» Input data:
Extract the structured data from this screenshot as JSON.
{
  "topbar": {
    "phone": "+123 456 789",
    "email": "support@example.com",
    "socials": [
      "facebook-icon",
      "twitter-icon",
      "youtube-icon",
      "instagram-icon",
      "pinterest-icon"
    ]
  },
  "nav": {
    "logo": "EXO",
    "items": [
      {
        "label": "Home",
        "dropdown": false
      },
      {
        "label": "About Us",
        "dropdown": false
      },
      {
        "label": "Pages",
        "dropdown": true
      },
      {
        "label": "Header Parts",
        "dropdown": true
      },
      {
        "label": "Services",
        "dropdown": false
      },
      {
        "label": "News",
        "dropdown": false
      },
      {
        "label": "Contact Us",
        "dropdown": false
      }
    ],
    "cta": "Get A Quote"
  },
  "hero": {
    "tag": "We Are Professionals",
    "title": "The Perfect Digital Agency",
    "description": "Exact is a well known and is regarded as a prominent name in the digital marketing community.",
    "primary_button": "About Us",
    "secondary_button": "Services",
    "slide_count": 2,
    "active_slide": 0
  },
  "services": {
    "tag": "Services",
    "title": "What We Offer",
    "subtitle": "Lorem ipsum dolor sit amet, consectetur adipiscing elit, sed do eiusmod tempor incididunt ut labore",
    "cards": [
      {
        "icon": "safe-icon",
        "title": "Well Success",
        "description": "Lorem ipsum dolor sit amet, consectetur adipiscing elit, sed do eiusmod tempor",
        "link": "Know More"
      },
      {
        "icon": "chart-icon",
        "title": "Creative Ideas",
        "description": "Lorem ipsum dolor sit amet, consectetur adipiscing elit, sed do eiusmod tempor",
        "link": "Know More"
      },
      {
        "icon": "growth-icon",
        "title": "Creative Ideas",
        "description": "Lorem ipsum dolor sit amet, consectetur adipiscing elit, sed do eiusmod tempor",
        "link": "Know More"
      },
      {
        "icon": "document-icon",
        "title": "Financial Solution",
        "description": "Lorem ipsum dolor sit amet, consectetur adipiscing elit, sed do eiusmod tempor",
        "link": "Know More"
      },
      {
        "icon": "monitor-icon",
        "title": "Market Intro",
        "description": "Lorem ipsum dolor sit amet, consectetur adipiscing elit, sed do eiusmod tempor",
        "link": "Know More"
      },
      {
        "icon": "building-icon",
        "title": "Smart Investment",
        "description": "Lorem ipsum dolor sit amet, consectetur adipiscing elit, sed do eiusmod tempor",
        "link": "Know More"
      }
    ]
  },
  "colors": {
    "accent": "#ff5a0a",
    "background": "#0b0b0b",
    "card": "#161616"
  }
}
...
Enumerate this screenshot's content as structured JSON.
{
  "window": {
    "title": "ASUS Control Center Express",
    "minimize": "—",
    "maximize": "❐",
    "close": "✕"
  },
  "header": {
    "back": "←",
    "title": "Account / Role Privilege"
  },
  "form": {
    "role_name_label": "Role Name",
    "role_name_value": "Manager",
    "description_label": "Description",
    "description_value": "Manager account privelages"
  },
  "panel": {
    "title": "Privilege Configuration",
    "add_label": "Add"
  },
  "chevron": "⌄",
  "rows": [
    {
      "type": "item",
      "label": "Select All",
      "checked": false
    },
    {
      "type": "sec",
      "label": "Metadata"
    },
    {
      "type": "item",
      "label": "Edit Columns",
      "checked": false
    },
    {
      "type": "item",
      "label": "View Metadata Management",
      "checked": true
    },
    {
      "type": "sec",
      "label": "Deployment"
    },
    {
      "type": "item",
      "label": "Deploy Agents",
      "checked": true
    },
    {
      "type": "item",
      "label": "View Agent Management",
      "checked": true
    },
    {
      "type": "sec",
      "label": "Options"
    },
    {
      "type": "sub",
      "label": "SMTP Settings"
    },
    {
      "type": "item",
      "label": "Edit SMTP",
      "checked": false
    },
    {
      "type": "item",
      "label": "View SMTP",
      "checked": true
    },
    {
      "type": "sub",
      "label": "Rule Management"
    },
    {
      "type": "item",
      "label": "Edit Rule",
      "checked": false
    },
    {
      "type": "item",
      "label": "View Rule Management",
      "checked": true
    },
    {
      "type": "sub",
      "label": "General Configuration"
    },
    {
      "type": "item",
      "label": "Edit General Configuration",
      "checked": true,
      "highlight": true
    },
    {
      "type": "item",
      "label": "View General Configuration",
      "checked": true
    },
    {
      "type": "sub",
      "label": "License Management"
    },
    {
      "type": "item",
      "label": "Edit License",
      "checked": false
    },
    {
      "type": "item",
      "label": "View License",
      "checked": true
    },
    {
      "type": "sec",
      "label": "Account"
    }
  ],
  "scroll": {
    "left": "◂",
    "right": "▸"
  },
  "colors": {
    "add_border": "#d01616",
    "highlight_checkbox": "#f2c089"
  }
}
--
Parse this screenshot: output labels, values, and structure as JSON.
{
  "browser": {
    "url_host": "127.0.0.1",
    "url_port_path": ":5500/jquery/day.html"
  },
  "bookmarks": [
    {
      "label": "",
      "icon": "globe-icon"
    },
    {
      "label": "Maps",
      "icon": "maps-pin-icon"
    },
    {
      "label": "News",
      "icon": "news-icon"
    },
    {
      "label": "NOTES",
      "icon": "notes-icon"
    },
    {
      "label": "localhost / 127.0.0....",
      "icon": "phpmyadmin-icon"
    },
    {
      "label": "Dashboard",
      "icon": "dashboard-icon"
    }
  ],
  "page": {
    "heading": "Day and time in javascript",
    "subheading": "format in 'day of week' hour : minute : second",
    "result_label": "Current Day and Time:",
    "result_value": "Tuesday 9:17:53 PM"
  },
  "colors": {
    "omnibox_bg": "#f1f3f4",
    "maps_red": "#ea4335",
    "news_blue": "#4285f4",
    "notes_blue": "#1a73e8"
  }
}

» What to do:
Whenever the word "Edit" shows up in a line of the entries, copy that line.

» Expected answer:
      "label": "Edit Columns",
      "label": "Edit SMTP",
      "label": "Edit Rule",
      "label": "Edit General Configuration",
      "label": "Edit License",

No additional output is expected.